Friday, 14 August 2009

La Thoronet Abbey (L'abbaye du Thoronet)

A short film, made of photos taken with my Canon 30D, showing some of the moments that struck me during an unfortunately short visit to this wonderful Abbey (one of the three Cistercian sister abbeys from the 12th and early thirteenth centuries in Provence). The spaces that can be seen in order are the southern aisle and the approach to the aisle's corresponding apsidal chapel, a small room situated a half level above the dormitory, the terrace area above the cloisters, the lean-to barrell vault of the northern aisle in the chapel, the nave, the Chapter-House, a nave-pier, the fountain positioned in the cloister courtyard, and whose roof can be seen as an hexagonal pyramid in the footage from the terrace, and final two exterior views, one from the south, and another of the exterior of the apse. The place had a strong influence on Le Corbusier, culminating in the realisation of the sublime La Tourette monestary designed by him for the Domincan Order. I will be going back at some point in the not too distant future to spend a day there, and hopefully an evening, in order to get a better understanding of its appeal.

The embedded video above is cut in half, to see it full size, go to the youtube page here

This is a photo of the corner of the dormitory -a long rectangular hall with a barrel-vaulted ceiling- in which a staircase was added at some point to access both the attic above, and an intermediate level in the adjacent structure, creating a rather dynamic, turning compression of penetrated solids pressed between the vault, floor and walls...


1 comment:

  1. This is a good idea... a good way of filming when one doesn't have a video camera!

    I think any romanesque building which bathes in this light (the middle of France) has this appeal. It is almost troubling to realise that there is one in every town and village.

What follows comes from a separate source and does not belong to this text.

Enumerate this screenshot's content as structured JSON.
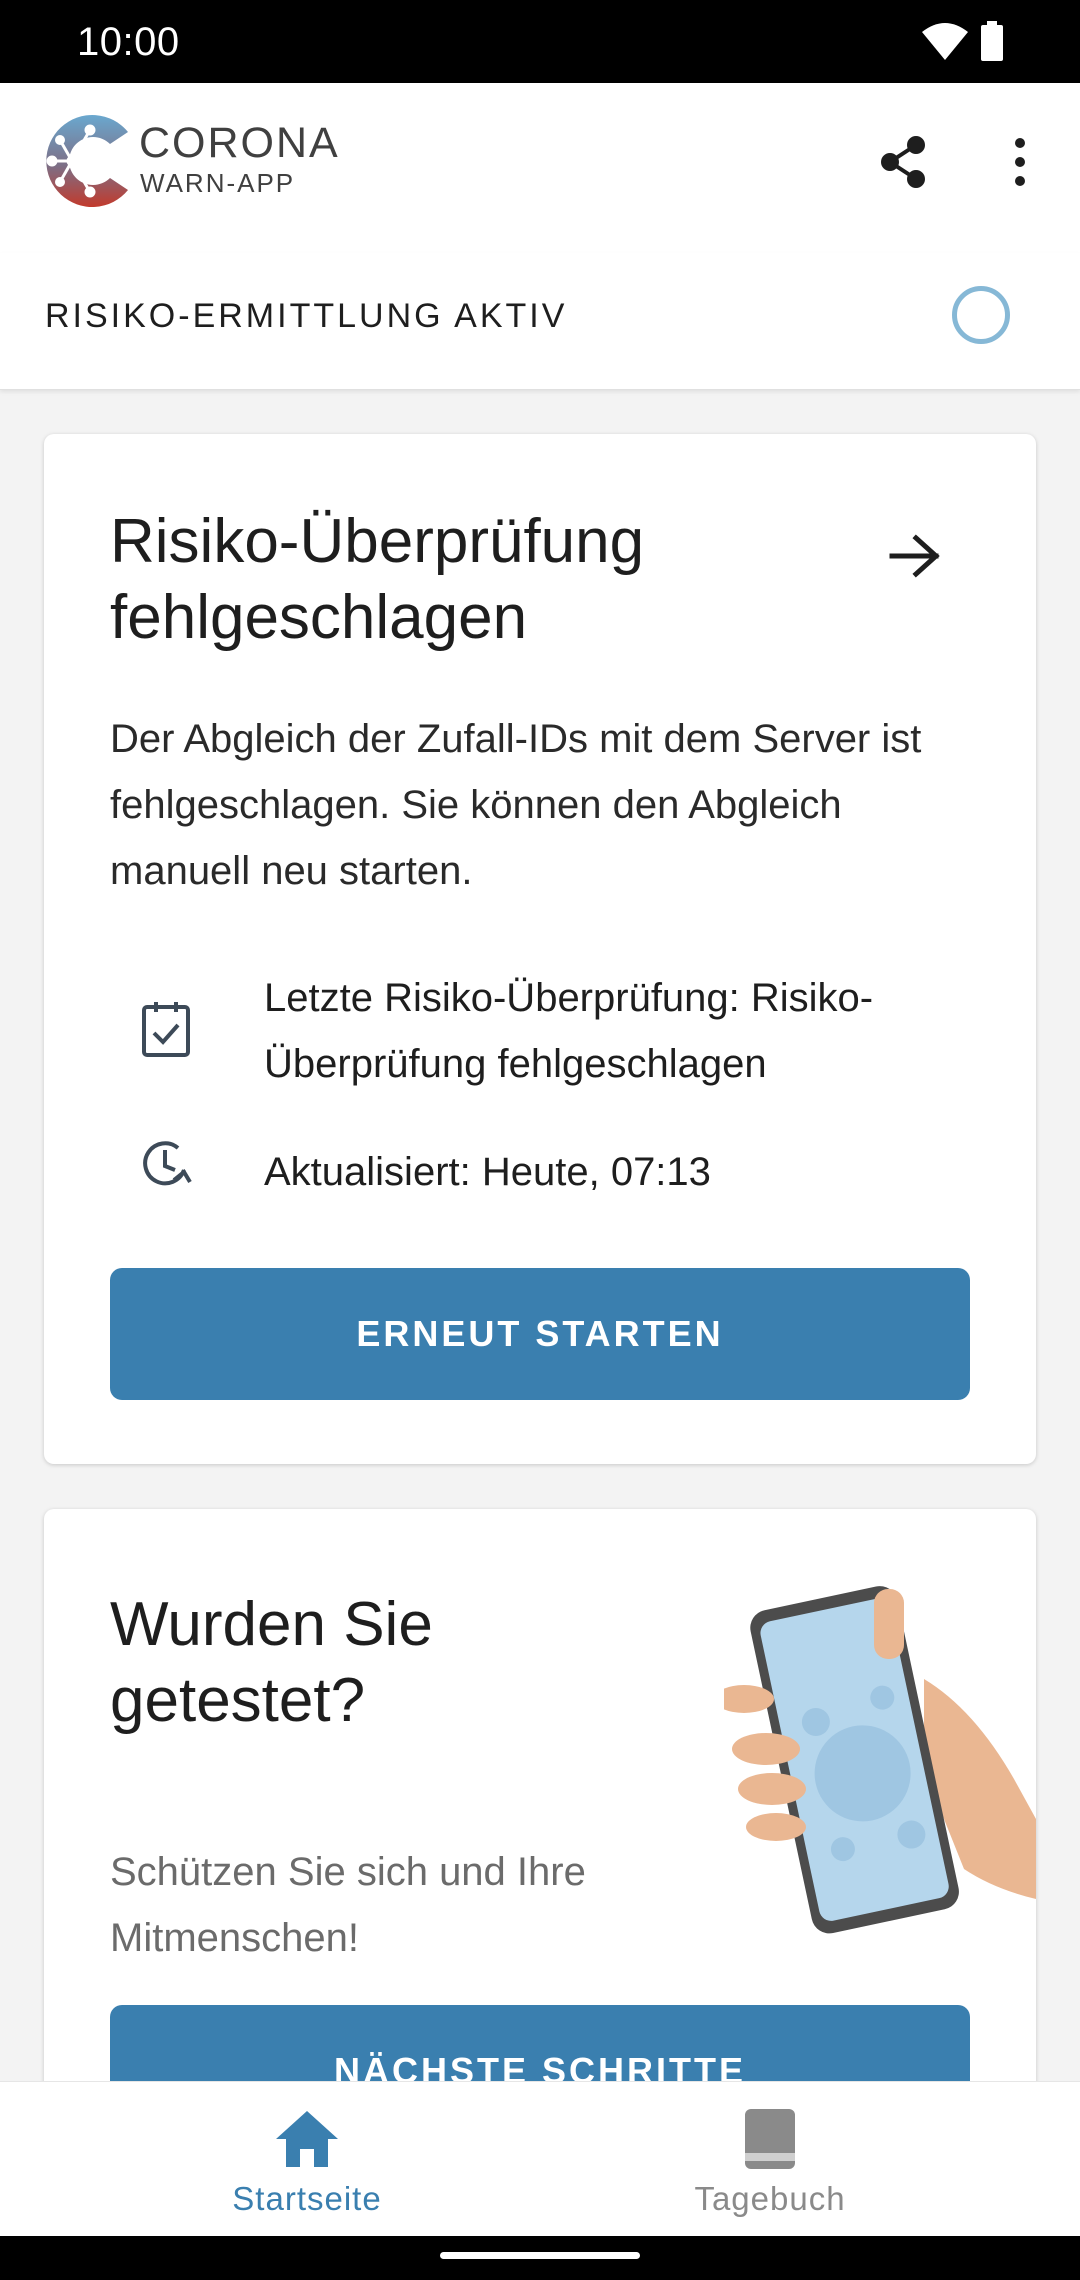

    Many architects, Le Corbusier foremost, were inspired by stone, but sought to translate this inspiration to concrete. Unfortunately, the materiality of stone: the shapes arising from the requirement of pure compression, and the texture, are lost in translation. Stone ages wonderfully well and becomes soft to the touch; the pavement of these churches is polished by footsteps. Concrete is not quite the same. I'm sure that you know all this... : )